The Mars Climate Orbiter
Designed to orbit Mars as the first interplanetary weather satellite, the Mars Orbiter was lost in 1999 because the NASA team used metric units while a contractor used imperial. The $125m probe came too close to Mars as it tried to manuever into orbit, and is thought to have been destroyed by the planet's atmosphere. An investigation said the "root cause" of the loss was the "failed translation of English units into metric units" in a piece of ground software.
The Vasa warship
In 1628, crowds in Sweden watched in horror as a new warship, Vasa, sank less than a mile into her maiden voyage, with the death of 30 people on board. Armed with 64 bronze cannons, it was considered by some to be the most powerful warship in the world. Experts who have studied it since it was raised in 1961 say it is asymmetrical, being thicker on the port side than the starboard side. One reason for this could be that the workmen were using different systems of measurement. Archaeologists have found four rulers used by the workmen who built the ship. Two were calibrated in Swedish feet, which had 12 inches, while the other two measured Amsterdam feet, which had 11 inches.
The Laufenburg bridge
What is sea level? It varies from one place to another, and different countries use different benchmarks. "For example, Britain has measured height in relation to mean sea levels in Cornwall, while France measures height in relation to sea levels in Marseille," says Dr Philip Woodworth, of the National Oceanography Centre Liverpool. Germany, for its part, measures height in relation to the North Sea, while Switzerland, like France, opts for the Mediterranean Sea. This caused a problem in Laufenburg, a town that straddles Germany and Switzerland. As two halves of a new bridge grew closer to one another in 2003, it became clear that, instead of being at the same height "above sea level", one side was 54cm higher than the other.
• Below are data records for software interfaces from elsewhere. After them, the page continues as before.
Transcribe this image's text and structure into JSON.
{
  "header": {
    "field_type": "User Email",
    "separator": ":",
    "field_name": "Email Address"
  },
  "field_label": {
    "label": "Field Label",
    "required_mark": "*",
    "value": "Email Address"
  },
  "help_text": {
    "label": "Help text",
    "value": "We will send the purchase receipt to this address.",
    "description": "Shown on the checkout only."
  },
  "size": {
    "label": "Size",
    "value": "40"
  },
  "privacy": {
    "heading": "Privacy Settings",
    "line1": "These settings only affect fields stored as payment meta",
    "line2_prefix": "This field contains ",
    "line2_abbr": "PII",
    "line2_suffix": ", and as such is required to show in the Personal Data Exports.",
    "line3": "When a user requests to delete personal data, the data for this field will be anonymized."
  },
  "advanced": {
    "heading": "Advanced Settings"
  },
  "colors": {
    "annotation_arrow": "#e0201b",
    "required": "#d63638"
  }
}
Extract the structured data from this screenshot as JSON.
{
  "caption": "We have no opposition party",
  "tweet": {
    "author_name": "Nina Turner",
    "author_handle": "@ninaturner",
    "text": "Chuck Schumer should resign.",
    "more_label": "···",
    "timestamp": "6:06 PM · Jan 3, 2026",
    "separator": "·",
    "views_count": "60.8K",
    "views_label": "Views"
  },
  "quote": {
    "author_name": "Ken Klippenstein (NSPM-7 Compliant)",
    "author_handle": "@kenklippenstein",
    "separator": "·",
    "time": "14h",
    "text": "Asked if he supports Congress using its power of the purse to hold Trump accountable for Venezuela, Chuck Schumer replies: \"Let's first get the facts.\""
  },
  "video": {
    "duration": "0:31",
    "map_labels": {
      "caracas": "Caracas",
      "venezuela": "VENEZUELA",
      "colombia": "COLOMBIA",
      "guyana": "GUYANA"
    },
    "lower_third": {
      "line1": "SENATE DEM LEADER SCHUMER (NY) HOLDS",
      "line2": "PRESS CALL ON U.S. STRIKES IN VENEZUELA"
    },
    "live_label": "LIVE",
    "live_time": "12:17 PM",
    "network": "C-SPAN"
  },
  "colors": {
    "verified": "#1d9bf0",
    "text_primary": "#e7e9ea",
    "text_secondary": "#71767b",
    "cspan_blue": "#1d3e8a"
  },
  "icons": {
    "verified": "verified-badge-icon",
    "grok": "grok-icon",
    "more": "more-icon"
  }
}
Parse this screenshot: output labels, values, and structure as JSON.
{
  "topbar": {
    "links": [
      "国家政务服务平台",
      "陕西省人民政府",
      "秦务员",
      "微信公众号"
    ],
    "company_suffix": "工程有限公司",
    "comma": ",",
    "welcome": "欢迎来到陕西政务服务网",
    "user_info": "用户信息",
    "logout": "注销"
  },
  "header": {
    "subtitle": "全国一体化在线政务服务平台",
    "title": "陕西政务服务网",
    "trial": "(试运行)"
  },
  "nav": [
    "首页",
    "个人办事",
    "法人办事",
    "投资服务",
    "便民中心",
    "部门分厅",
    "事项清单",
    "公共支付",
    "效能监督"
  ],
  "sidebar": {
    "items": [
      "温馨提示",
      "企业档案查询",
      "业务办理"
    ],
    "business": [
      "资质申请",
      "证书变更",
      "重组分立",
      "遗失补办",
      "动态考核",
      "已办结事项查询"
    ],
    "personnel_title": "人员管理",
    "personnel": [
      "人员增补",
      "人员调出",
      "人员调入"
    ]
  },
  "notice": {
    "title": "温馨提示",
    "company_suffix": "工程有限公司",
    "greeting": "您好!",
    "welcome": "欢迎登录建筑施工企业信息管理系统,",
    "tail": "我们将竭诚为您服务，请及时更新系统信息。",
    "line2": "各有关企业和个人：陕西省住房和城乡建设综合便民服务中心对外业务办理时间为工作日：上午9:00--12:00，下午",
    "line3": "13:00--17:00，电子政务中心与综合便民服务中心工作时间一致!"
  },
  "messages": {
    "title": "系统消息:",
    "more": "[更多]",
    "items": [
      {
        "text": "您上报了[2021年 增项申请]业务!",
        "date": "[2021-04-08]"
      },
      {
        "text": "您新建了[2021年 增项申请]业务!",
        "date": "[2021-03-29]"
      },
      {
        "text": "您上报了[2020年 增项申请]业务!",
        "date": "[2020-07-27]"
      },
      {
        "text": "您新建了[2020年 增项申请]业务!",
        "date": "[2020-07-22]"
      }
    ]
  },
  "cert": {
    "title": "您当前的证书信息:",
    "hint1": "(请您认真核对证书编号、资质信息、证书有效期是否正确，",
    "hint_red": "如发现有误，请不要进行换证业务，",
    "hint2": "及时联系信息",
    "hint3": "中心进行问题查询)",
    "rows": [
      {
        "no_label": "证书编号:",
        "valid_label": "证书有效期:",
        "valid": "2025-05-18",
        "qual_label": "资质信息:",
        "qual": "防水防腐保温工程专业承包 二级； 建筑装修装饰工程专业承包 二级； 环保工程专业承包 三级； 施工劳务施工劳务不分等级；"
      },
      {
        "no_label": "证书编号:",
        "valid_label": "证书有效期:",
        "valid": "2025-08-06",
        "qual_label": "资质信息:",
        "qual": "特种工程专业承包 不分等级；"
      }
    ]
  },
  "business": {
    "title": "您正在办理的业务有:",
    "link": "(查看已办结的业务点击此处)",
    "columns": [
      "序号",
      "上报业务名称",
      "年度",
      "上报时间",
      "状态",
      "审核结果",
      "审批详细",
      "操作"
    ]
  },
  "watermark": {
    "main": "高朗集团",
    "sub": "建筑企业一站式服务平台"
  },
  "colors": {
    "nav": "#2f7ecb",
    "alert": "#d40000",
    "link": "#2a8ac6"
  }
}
Builders knew that there was a 27cm difference between the two versions of sea level - but somehow it was doubled, rather than cancelled out. The German side reportedly had to be lowered before the bridge could be completed.